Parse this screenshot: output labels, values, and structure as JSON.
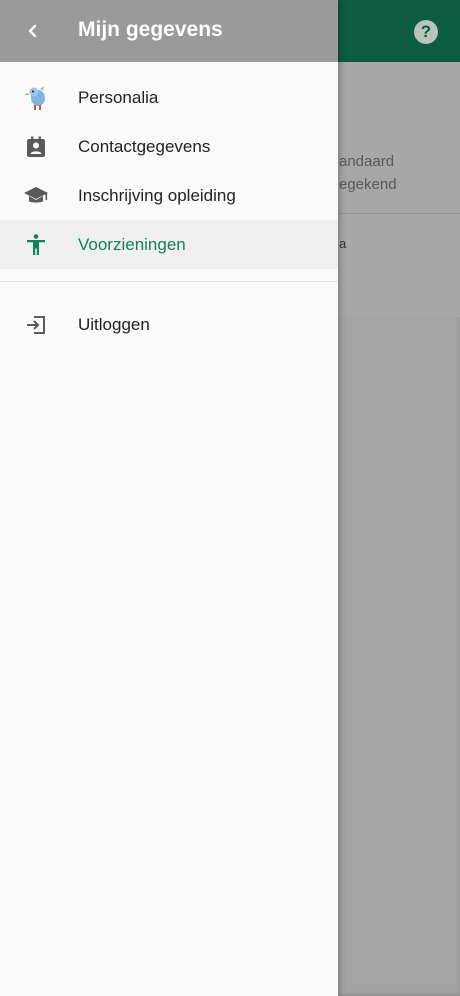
{
  "background": {
    "text_line1": "andaard",
    "text_line2": "egekend",
    "text_line3": "a",
    "help_icon": "help-circle-icon"
  },
  "drawer": {
    "title": "Mijn gegevens",
    "back_icon": "chevron-left-icon",
    "items": [
      {
        "label": "Personalia",
        "icon": "avatar-icon",
        "active": false
      },
      {
        "label": "Contactgegevens",
        "icon": "contact-card-icon",
        "active": false
      },
      {
        "label": "Inschrijving opleiding",
        "icon": "graduation-cap-icon",
        "active": false
      },
      {
        "label": "Voorzieningen",
        "icon": "accessibility-icon",
        "active": true
      }
    ],
    "logout": {
      "label": "Uitloggen",
      "icon": "logout-icon"
    }
  },
  "colors": {
    "header_green": "#0b5c40",
    "accent_green": "#13805a",
    "drawer_header": "#9a9a9a",
    "drawer_bg": "#fafafa",
    "scrim": "#a4a4a4"
  }
}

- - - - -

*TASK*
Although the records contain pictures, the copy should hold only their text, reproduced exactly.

*TASK RESPONSE*
Parse this screenshot: output labels, values, and structure as JSON.
{
  "background": {
    "text_line1": "andaard",
    "text_line2": "egekend",
    "text_line3": "a",
    "help_icon": "help-circle-icon"
  },
  "drawer": {
    "title": "Mijn gegevens",
    "back_icon": "chevron-left-icon",
    "items": [
      {
        "label": "Personalia",
        "icon": "avatar-icon",
        "active": false
      },
      {
        "label": "Contactgegevens",
        "icon": "contact-card-icon",
        "active": false
      },
      {
        "label": "Inschrijving opleiding",
        "icon": "graduation-cap-icon",
        "active": false
      },
      {
        "label": "Voorzieningen",
        "icon": "accessibility-icon",
        "active": true
      }
    ],
    "logout": {
      "label": "Uitloggen",
      "icon": "logout-icon"
    }
  },
  "colors": {
    "header_green": "#0b5c40",
    "accent_green": "#13805a",
    "drawer_header": "#9a9a9a",
    "drawer_bg": "#fafafa",
    "scrim": "#a4a4a4"
  }
}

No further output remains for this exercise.